Session is in full swing now, which means the oil tax debate is ramping up. It’s safe to say everyone in the capitol agrees oil taxes need to be changed, but how we’re going to get there has been the biggest debate in the legislature for several years now.
I’ve had a chance to read through both the Governor’s oil tax bill and the alternative bill that Democrats introduced this week. What I like about the Democrat’s bill, HB111, is that it provides incentives for getting more oil in the pipeline. Unlike the Governor’s bill, there aren’t tax reductions for oil companies unless they start producing more. It also encourages new exploration and will make the industry more competitive.
This week also marked the beginning of the school voucher discussion. Vouchers allow state funding to go to private and religious schools. It’s a controversial topic, and studies are mixed on the effectiveness of the program.
Harriet and Sen. Gardner meeting with
students from Wrangell.
Harriet talking to UAF students about
the State Legislature
Many supporters like the idea of being able to decide where they want to send their children, but that takes money away from public schools. These so-called “choice” schools do not have the same level of accountability, which means we have little data on test scores from students in voucher schools.
Alaska’s constitution prohibits using state money for private education. School vouchers will need a constitutional amendment, requiring 2/3rd approval of both the House and Senate plus a majority of statewide voters. It will be a long, most likely heated process and I plan to be involved every step of the way.
As things continue to heat up in Juneau, I’d love to hear from you. Please take a few minutes to fill out this online survey so that I will have a better idea of where my neighbors stand on everything from the Port and the Knik Arm Bridge to school vouchers and pre-kindergarten. I can assure you that I will read every single survey that is completed.
CLICK HERE FOR THE SURVEY!
LEGO Robotics competitors.
Showing off a robotic dogsled!
The FIRST (For Inspiration and Recognition of Science and Technology) program was started to inspire young people to participate in science and technology and motivate them to pursue career opportunities in science and engineering.
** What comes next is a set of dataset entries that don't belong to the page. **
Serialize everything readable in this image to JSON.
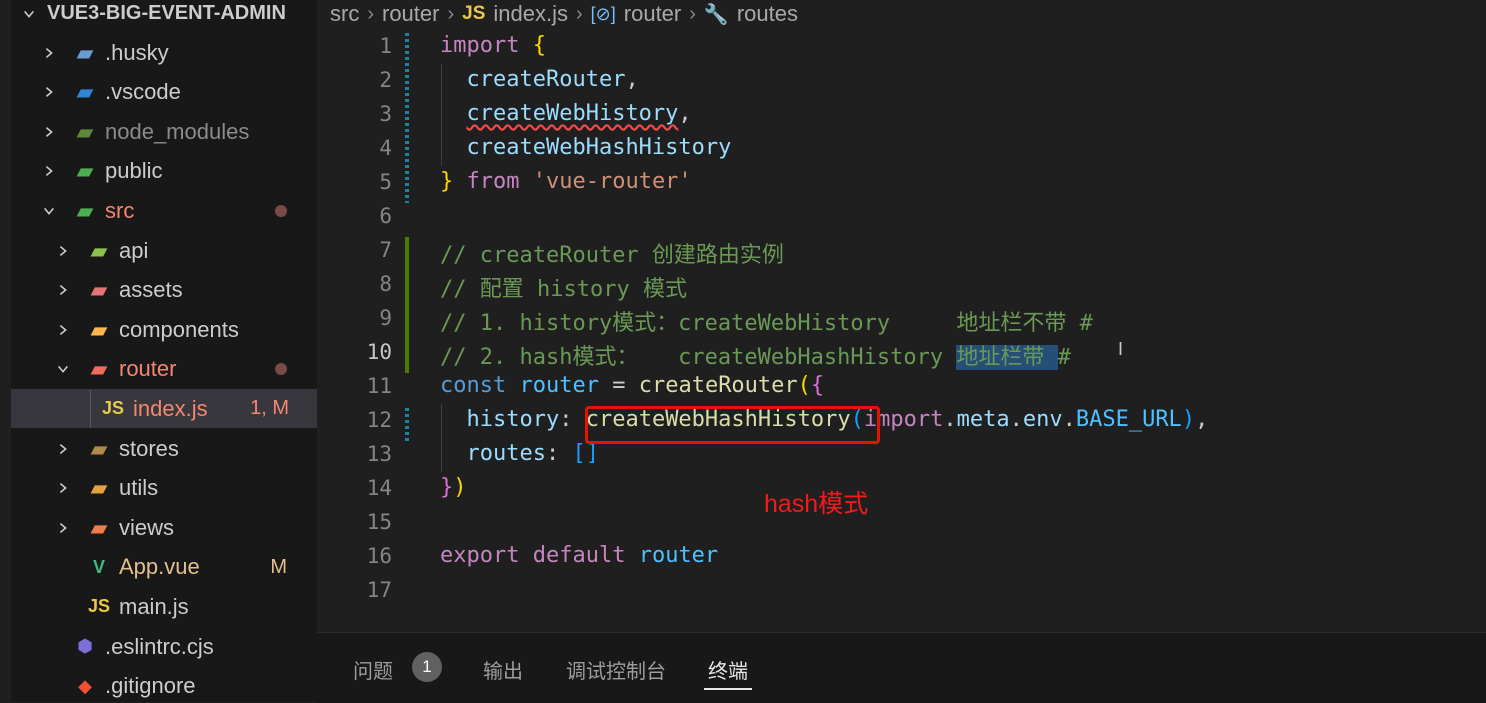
{
  "explorer": {
    "root": "VUE3-BIG-EVENT-ADMIN",
    "items": [
      {
        "name": ".husky",
        "icon": "husky-folder-icon",
        "depth": 0,
        "expanded": false
      },
      {
        "name": ".vscode",
        "icon": "vscode-folder-icon",
        "depth": 0,
        "expanded": false
      },
      {
        "name": "node_modules",
        "icon": "node-folder-icon",
        "depth": 0,
        "expanded": false
      },
      {
        "name": "public",
        "icon": "public-folder-icon",
        "depth": 0,
        "expanded": false
      },
      {
        "name": "src",
        "icon": "src-folder-icon",
        "depth": 0,
        "expanded": true,
        "modified": true
      },
      {
        "name": "api",
        "icon": "api-folder-icon",
        "depth": 1,
        "expanded": false
      },
      {
        "name": "assets",
        "icon": "assets-folder-icon",
        "depth": 1,
        "expanded": false
      },
      {
        "name": "components",
        "icon": "components-folder-icon",
        "depth": 1,
        "expanded": false
      },
      {
        "name": "router",
        "icon": "router-folder-icon",
        "depth": 1,
        "expanded": true,
        "modified": true
      },
      {
        "name": "index.js",
        "icon": "js-file-icon",
        "depth": 2,
        "badge": "1, M",
        "selected": true
      },
      {
        "name": "stores",
        "icon": "folder-icon",
        "depth": 1,
        "expanded": false
      },
      {
        "name": "utils",
        "icon": "utils-folder-icon",
        "depth": 1,
        "expanded": false
      },
      {
        "name": "views",
        "icon": "views-folder-icon",
        "depth": 1,
        "expanded": false
      },
      {
        "name": "App.vue",
        "icon": "vue-file-icon",
        "depth": 1,
        "badge": "M"
      },
      {
        "name": "main.js",
        "icon": "js-file-icon",
        "depth": 1
      },
      {
        "name": ".eslintrc.cjs",
        "icon": "eslint-file-icon",
        "depth": 0
      },
      {
        "name": ".gitignore",
        "icon": "git-file-icon",
        "depth": 0
      }
    ]
  },
  "breadcrumb": {
    "parts": [
      "src",
      "router",
      "index.js",
      "router",
      "routes"
    ],
    "js_label": "JS"
  },
  "editor": {
    "active_line": 10,
    "line_numbers": [
      "1",
      "2",
      "3",
      "4",
      "5",
      "6",
      "7",
      "8",
      "9",
      "10",
      "11",
      "12",
      "13",
      "14",
      "15",
      "16",
      "17"
    ],
    "lines": {
      "l1": [
        "import",
        "{"
      ],
      "l2": [
        "createRouter",
        ","
      ],
      "l3": [
        "createWebHistory",
        ","
      ],
      "l4": [
        "createWebHashHistory"
      ],
      "l5": [
        "}",
        "from",
        "'vue-router'"
      ],
      "l7": "// createRouter 创建路由实例",
      "l8": "// 配置 history 模式",
      "l9a": "// 1. history模式：createWebHistory     ",
      "l9b": "地址栏不带 #",
      "l10a": "// 2. hash模式：   createWebHashHistory ",
      "l10b": "地址栏带 ",
      "l10c": "#",
      "l11": [
        "const",
        "router",
        "=",
        "createRouter",
        "(",
        "{"
      ],
      "l12": [
        "history",
        ":",
        "createWebHashHistory",
        "(",
        "import",
        ".",
        "meta",
        ".",
        "env",
        ".",
        "BASE_URL",
        ")",
        ","
      ],
      "l13": [
        "routes",
        ":",
        "[",
        "]"
      ],
      "l14": [
        "}",
        ")"
      ],
      "l16": [
        "export",
        "default",
        "router"
      ]
    },
    "annotation": "hash模式"
  },
  "panel": {
    "tabs": [
      "问题",
      "输出",
      "调试控制台",
      "终端"
    ],
    "problem_count": "1",
    "active_tab": "终端"
  },
  "colors": {
    "keyword": "#c586c0",
    "function": "#dcdcaa",
    "variable": "#9cdcfe",
    "string": "#ce9178",
    "comment": "#6a9955",
    "annotation": "#f11b1b",
    "highlight_box": "#e51400"
  }
}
There are different levels in the program that engage students from elementary school all the way through high school. Teams build LEGO-based robots and develop research projects based on a real-world scientific challenge released by the LEGO league in early fall.
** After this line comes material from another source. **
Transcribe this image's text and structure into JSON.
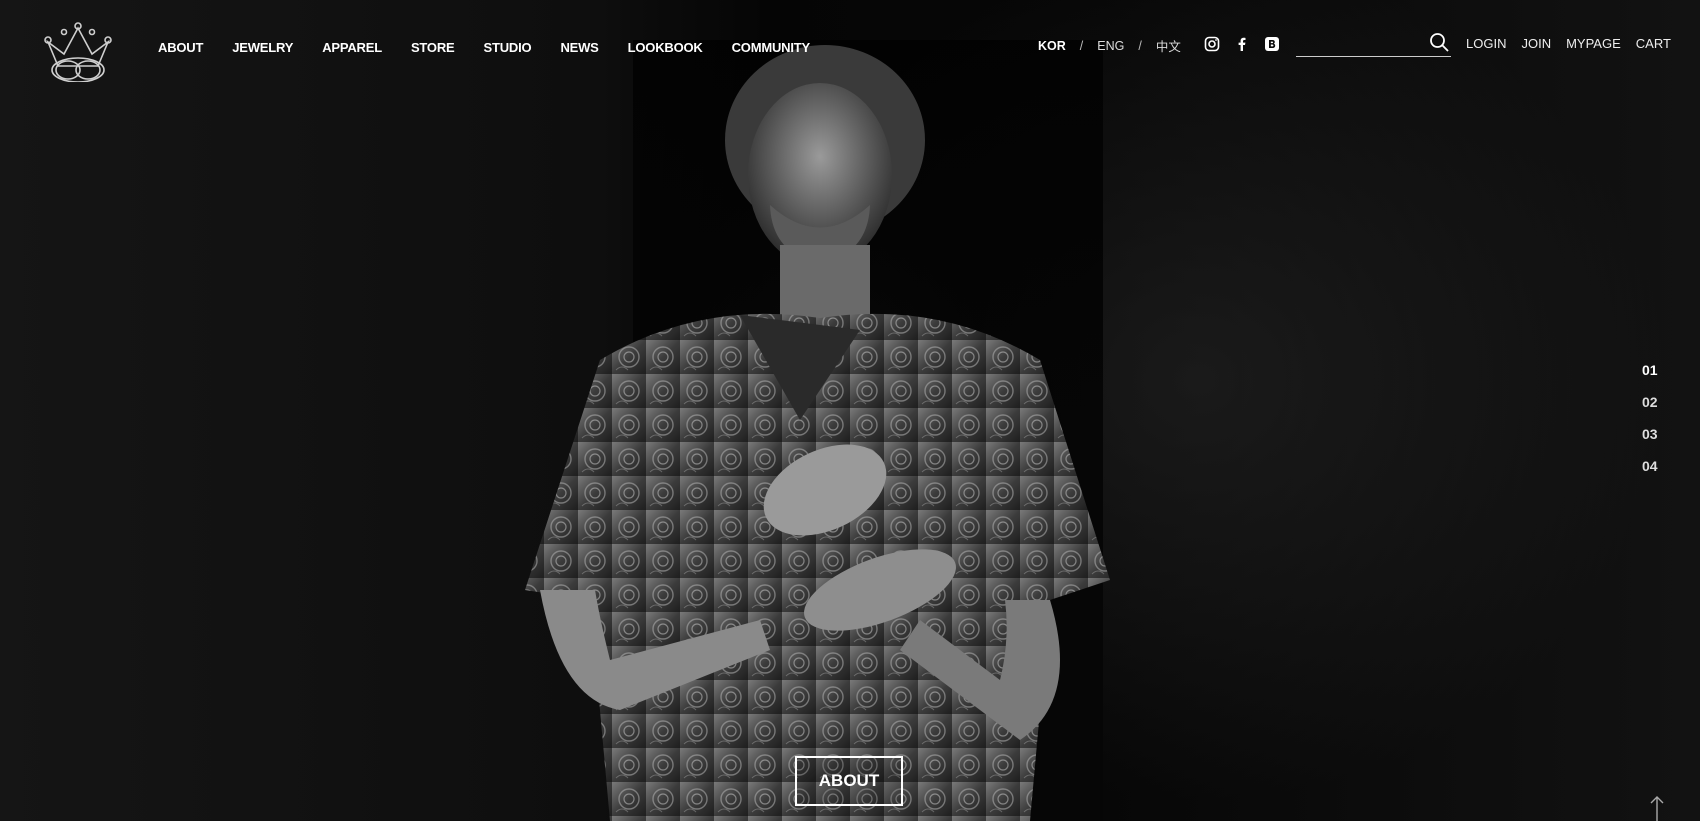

This weekend, a team from West High School will compete in a FIRST Tech Challenge and try to earn a spot in the state tournament later this year. I would like to wish them the best of luck!
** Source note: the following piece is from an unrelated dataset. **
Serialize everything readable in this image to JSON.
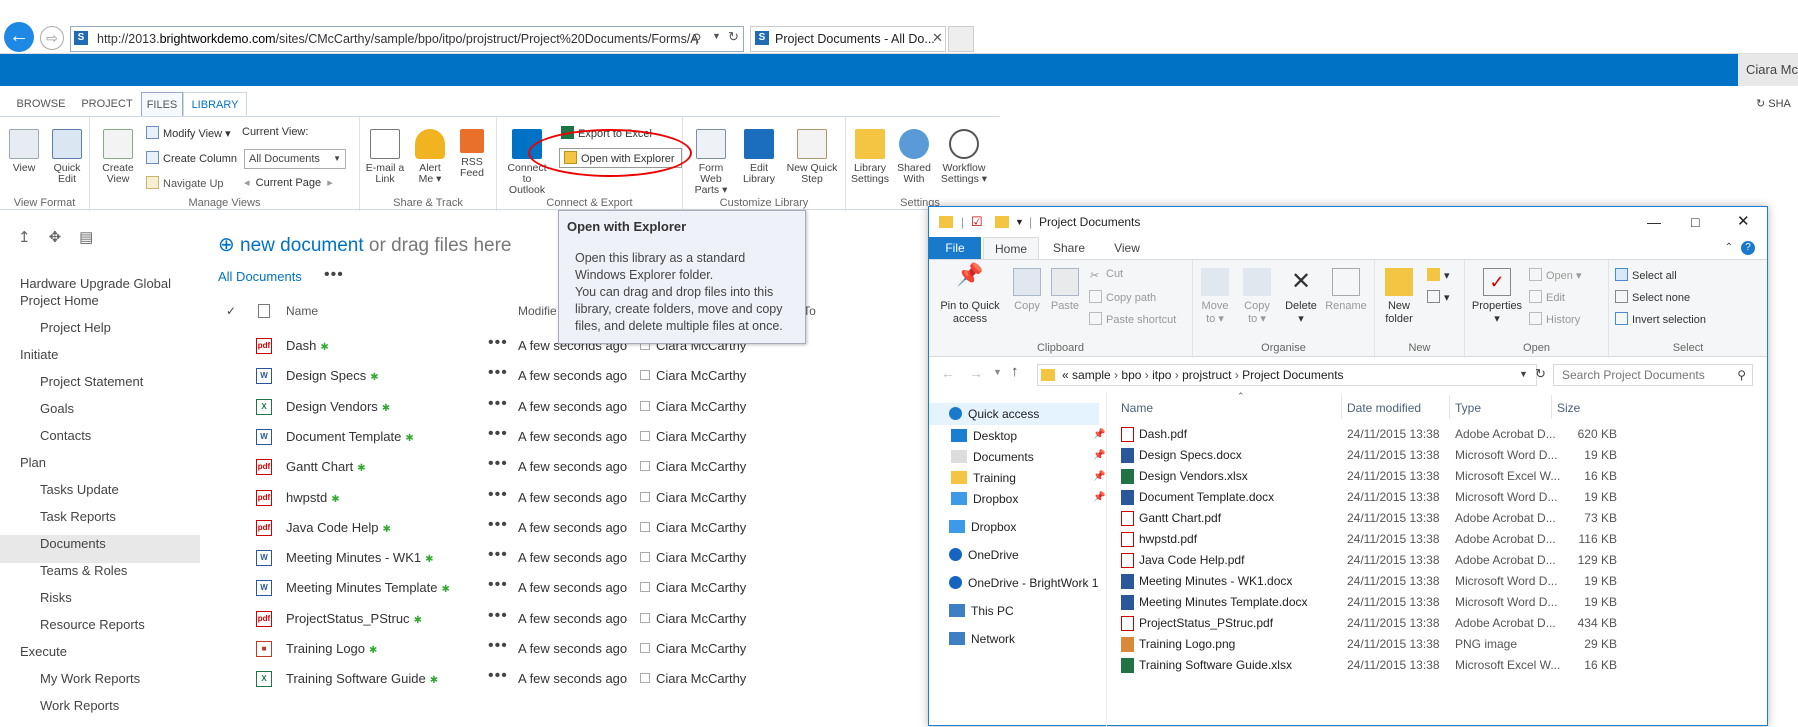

Mark Your Calendar!
Anchorage legislators will hold a public hearing in Anchorage on February 23rd, 2013, from 9:30 am until 1pm, in the Assembly Chambers located at the Loussac Library. We will be taking public
testimony and hearing from Anchorage Mayor Dan Sullivan, Special Assistant to the Centennial Commission Susan Duck, and Anchorage School Board President Jeannie Mackie. Please contact my office with any questions.
Anchorage Caucus Public Hearing
Saturday, February 23rd, 2013, 9:30am-1pm
Assembly Chambers, Loussac Library, Anchorage